[Provided material Boundary: Start]

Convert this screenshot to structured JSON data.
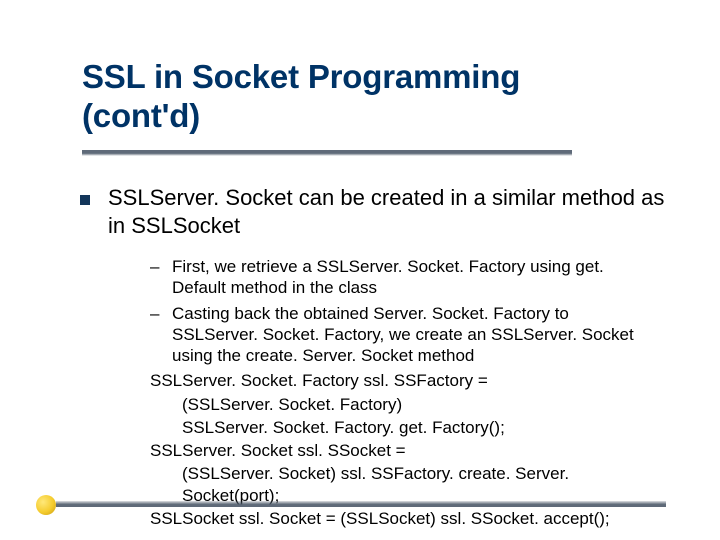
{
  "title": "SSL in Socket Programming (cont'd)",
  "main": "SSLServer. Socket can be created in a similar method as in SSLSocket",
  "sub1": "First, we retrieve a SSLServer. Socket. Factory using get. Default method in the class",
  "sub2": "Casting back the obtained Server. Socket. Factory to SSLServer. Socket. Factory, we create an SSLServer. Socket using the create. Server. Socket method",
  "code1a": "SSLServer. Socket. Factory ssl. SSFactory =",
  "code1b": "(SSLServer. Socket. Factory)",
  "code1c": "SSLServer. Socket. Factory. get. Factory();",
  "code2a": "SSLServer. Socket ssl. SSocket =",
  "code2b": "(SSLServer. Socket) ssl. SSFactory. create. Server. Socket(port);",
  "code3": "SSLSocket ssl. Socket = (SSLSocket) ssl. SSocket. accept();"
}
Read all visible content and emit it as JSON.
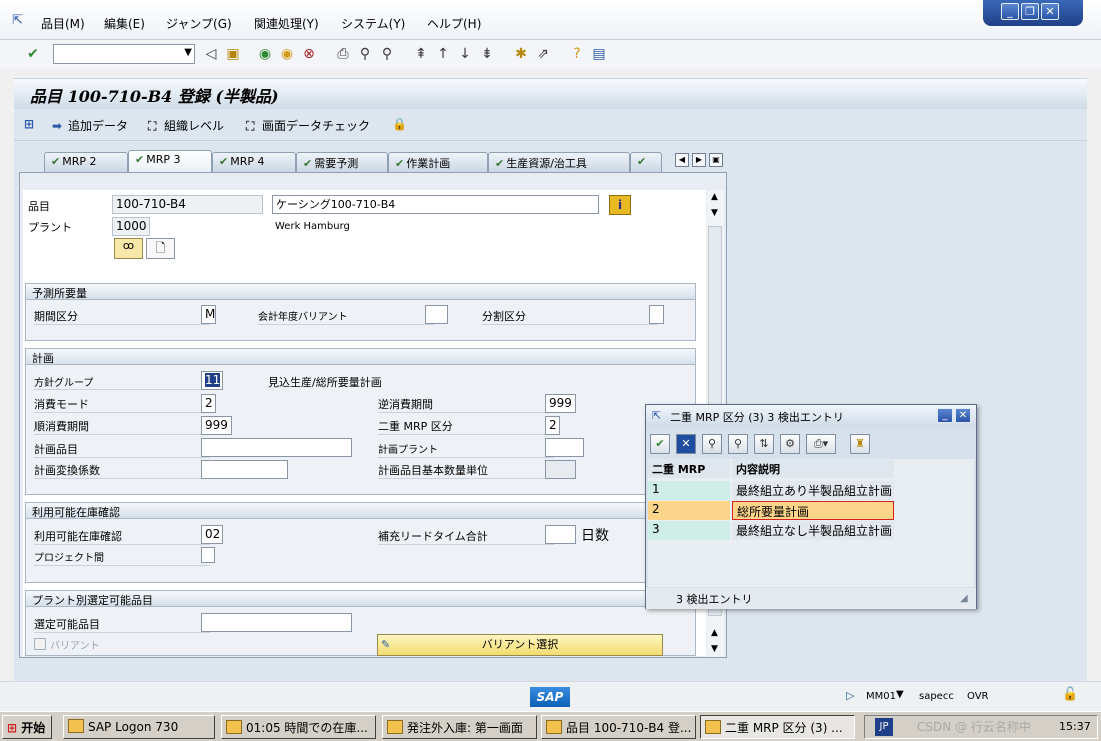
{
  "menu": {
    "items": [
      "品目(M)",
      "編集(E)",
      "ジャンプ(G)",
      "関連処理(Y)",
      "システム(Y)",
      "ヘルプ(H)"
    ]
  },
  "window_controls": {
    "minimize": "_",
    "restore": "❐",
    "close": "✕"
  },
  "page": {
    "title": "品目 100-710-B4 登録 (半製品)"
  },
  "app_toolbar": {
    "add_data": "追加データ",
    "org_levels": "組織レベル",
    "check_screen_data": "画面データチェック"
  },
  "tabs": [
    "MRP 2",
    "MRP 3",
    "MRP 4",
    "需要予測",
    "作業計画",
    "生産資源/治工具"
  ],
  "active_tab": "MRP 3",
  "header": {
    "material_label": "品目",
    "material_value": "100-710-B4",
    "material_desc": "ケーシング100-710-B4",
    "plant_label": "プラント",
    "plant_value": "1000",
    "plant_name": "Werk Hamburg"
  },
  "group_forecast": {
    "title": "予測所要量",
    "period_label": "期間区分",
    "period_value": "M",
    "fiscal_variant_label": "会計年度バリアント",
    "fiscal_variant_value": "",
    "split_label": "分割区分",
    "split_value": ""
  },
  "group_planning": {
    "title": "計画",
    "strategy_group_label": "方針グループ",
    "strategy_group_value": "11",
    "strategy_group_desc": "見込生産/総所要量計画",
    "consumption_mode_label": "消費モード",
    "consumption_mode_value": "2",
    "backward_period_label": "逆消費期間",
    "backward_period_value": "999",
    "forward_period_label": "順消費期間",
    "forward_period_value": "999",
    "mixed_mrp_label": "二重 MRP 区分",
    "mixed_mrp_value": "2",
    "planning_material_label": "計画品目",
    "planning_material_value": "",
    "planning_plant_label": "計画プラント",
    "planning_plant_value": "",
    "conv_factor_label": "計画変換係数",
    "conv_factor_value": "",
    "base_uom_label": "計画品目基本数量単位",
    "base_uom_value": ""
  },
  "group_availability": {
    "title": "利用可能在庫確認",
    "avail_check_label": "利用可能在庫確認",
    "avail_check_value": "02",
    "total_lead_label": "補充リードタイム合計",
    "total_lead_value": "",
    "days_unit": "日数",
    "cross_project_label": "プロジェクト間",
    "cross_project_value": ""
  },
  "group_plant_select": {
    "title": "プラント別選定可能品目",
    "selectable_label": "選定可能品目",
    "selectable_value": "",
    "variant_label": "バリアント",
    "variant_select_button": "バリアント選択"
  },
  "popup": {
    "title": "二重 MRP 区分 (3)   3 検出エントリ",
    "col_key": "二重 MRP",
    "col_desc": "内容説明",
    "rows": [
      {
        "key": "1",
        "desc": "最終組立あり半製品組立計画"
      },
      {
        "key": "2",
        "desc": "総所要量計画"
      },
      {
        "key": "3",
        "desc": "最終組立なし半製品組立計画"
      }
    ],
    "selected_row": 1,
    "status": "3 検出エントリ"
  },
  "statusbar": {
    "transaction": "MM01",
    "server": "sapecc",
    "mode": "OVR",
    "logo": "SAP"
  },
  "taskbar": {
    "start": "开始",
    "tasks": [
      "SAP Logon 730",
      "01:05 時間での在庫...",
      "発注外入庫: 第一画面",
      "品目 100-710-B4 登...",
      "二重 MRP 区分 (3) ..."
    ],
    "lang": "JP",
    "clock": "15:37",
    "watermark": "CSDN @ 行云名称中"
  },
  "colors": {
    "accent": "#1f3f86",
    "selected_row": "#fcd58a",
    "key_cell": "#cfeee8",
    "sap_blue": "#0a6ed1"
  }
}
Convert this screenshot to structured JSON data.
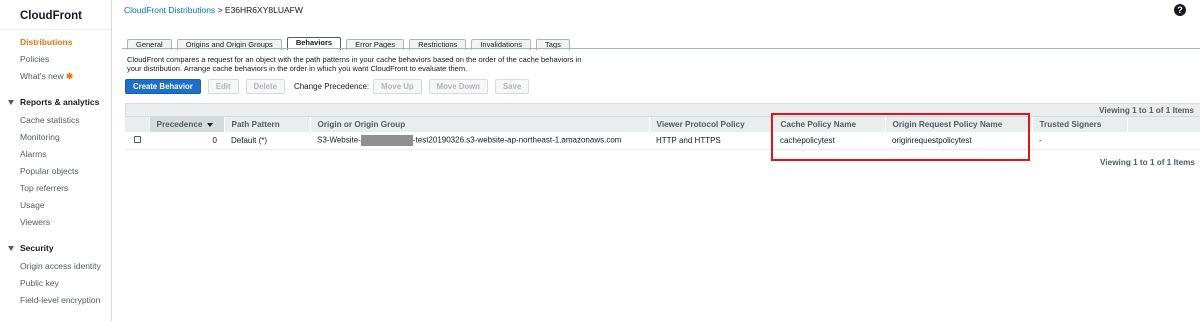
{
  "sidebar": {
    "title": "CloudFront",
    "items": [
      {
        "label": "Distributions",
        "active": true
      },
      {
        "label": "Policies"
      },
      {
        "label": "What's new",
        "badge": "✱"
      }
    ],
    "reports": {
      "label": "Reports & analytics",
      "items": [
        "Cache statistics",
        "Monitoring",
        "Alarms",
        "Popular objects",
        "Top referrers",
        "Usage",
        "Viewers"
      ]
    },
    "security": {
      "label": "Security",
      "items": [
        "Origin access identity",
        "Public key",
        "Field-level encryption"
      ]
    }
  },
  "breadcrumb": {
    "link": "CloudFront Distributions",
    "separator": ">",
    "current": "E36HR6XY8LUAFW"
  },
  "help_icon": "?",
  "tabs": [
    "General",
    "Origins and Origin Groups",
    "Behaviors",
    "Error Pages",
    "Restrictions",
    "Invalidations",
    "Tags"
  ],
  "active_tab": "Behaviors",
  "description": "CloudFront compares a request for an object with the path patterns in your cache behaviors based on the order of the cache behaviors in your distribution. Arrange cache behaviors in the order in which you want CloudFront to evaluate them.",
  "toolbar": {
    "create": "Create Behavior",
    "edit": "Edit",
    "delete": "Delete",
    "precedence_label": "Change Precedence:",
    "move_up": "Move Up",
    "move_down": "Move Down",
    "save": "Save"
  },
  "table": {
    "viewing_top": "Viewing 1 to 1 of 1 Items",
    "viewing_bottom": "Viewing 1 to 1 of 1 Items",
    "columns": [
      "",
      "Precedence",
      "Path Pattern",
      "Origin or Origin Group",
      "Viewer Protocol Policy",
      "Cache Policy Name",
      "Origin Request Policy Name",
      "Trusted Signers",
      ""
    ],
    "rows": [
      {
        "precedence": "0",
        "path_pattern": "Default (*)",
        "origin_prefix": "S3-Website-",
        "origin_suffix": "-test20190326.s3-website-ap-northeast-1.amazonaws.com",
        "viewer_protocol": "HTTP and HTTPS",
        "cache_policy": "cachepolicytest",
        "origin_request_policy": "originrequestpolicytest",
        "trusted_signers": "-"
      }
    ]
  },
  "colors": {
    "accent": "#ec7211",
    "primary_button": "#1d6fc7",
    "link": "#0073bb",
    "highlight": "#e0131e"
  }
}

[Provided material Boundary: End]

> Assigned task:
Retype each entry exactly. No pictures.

> Result of this exercise:
Convert this screenshot to structured JSON data.
{
  "title": "SSL in Socket Programming (cont'd)",
  "main": "SSLServer. Socket can be created in a similar method as in SSLSocket",
  "sub1": "First, we retrieve a SSLServer. Socket. Factory using get. Default method in the class",
  "sub2": "Casting back the obtained Server. Socket. Factory to SSLServer. Socket. Factory, we create an SSLServer. Socket using the create. Server. Socket method",
  "code1a": "SSLServer. Socket. Factory ssl. SSFactory =",
  "code1b": "(SSLServer. Socket. Factory)",
  "code1c": "SSLServer. Socket. Factory. get. Factory();",
  "code2a": "SSLServer. Socket ssl. SSocket =",
  "code2b": "(SSLServer. Socket) ssl. SSFactory. create. Server. Socket(port);",
  "code3": "SSLSocket ssl. Socket = (SSLSocket) ssl. SSocket. accept();"
}
Read all visible content and emit it as JSON.
{
  "menu": {
    "items": [
      "品目(M)",
      "編集(E)",
      "ジャンプ(G)",
      "関連処理(Y)",
      "システム(Y)",
      "ヘルプ(H)"
    ]
  },
  "window_controls": {
    "minimize": "_",
    "restore": "❐",
    "close": "✕"
  },
  "page": {
    "title": "品目 100-710-B4 登録 (半製品)"
  },
  "app_toolbar": {
    "add_data": "追加データ",
    "org_levels": "組織レベル",
    "check_screen_data": "画面データチェック"
  },
  "tabs": [
    "MRP 2",
    "MRP 3",
    "MRP 4",
    "需要予測",
    "作業計画",
    "生産資源/治工具"
  ],
  "active_tab": "MRP 3",
  "header": {
    "material_label": "品目",
    "material_value": "100-710-B4",
    "material_desc": "ケーシング100-710-B4",
    "plant_label": "プラント",
    "plant_value": "1000",
    "plant_name": "Werk Hamburg"
  },
  "group_forecast": {
    "title": "予測所要量",
    "period_label": "期間区分",
    "period_value": "M",
    "fiscal_variant_label": "会計年度バリアント",
    "fiscal_variant_value": "",
    "split_label": "分割区分",
    "split_value": ""
  },
  "group_planning": {
    "title": "計画",
    "strategy_group_label": "方針グループ",
    "strategy_group_value": "11",
    "strategy_group_desc": "見込生産/総所要量計画",
    "consumption_mode_label": "消費モード",
    "consumption_mode_value": "2",
    "backward_period_label": "逆消費期間",
    "backward_period_value": "999",
    "forward_period_label": "順消費期間",
    "forward_period_value": "999",
    "mixed_mrp_label": "二重 MRP 区分",
    "mixed_mrp_value": "2",
    "planning_material_label": "計画品目",
    "planning_material_value": "",
    "planning_plant_label": "計画プラント",
    "planning_plant_value": "",
    "conv_factor_label": "計画変換係数",
    "conv_factor_value": "",
    "base_uom_label": "計画品目基本数量単位",
    "base_uom_value": ""
  },
  "group_availability": {
    "title": "利用可能在庫確認",
    "avail_check_label": "利用可能在庫確認",
    "avail_check_value": "02",
    "total_lead_label": "補充リードタイム合計",
    "total_lead_value": "",
    "days_unit": "日数",
    "cross_project_label": "プロジェクト間",
    "cross_project_value": ""
  },
  "group_plant_select": {
    "title": "プラント別選定可能品目",
    "selectable_label": "選定可能品目",
    "selectable_value": "",
    "variant_label": "バリアント",
    "variant_select_button": "バリアント選択"
  },
  "popup": {
    "title": "二重 MRP 区分 (3)   3 検出エントリ",
    "col_key": "二重 MRP",
    "col_desc": "内容説明",
    "rows": [
      {
        "key": "1",
        "desc": "最終組立あり半製品組立計画"
      },
      {
        "key": "2",
        "desc": "総所要量計画"
      },
      {
        "key": "3",
        "desc": "最終組立なし半製品組立計画"
      }
    ],
    "selected_row": 1,
    "status": "3 検出エントリ"
  },
  "statusbar": {
    "transaction": "MM01",
    "server": "sapecc",
    "mode": "OVR",
    "logo": "SAP"
  },
  "taskbar": {
    "start": "开始",
    "tasks": [
      "SAP Logon 730",
      "01:05 時間での在庫...",
      "発注外入庫: 第一画面",
      "品目 100-710-B4 登...",
      "二重 MRP 区分 (3) ..."
    ],
    "lang": "JP",
    "clock": "15:37",
    "watermark": "CSDN @ 行云名称中"
  },
  "colors": {
    "accent": "#1f3f86",
    "selected_row": "#fcd58a",
    "key_cell": "#cfeee8",
    "sap_blue": "#0a6ed1"
  }
}
Convert this screenshot to structured JSON data.
{
  "sidebar": {
    "title": "CloudFront",
    "items": [
      {
        "label": "Distributions",
        "active": true
      },
      {
        "label": "Policies"
      },
      {
        "label": "What's new",
        "badge": "✱"
      }
    ],
    "reports": {
      "label": "Reports & analytics",
      "items": [
        "Cache statistics",
        "Monitoring",
        "Alarms",
        "Popular objects",
        "Top referrers",
        "Usage",
        "Viewers"
      ]
    },
    "security": {
      "label": "Security",
      "items": [
        "Origin access identity",
        "Public key",
        "Field-level encryption"
      ]
    }
  },
  "breadcrumb": {
    "link": "CloudFront Distributions",
    "separator": ">",
    "current": "E36HR6XY8LUAFW"
  },
  "help_icon": "?",
  "tabs": [
    "General",
    "Origins and Origin Groups",
    "Behaviors",
    "Error Pages",
    "Restrictions",
    "Invalidations",
    "Tags"
  ],
  "active_tab": "Behaviors",
  "description": "CloudFront compares a request for an object with the path patterns in your cache behaviors based on the order of the cache behaviors in your distribution. Arrange cache behaviors in the order in which you want CloudFront to evaluate them.",
  "toolbar": {
    "create": "Create Behavior",
    "edit": "Edit",
    "delete": "Delete",
    "precedence_label": "Change Precedence:",
    "move_up": "Move Up",
    "move_down": "Move Down",
    "save": "Save"
  },
  "table": {
    "viewing_top": "Viewing 1 to 1 of 1 Items",
    "viewing_bottom": "Viewing 1 to 1 of 1 Items",
    "columns": [
      "",
      "Precedence",
      "Path Pattern",
      "Origin or Origin Group",
      "Viewer Protocol Policy",
      "Cache Policy Name",
      "Origin Request Policy Name",
      "Trusted Signers",
      ""
    ],
    "rows": [
      {
        "precedence": "0",
        "path_pattern": "Default (*)",
        "origin_prefix": "S3-Website-",
        "origin_suffix": "-test20190326.s3-website-ap-northeast-1.amazonaws.com",
        "viewer_protocol": "HTTP and HTTPS",
        "cache_policy": "cachepolicytest",
        "origin_request_policy": "originrequestpolicytest",
        "trusted_signers": "-"
      }
    ]
  },
  "colors": {
    "accent": "#ec7211",
    "primary_button": "#1d6fc7",
    "link": "#0073bb",
    "highlight": "#e0131e"
  }
}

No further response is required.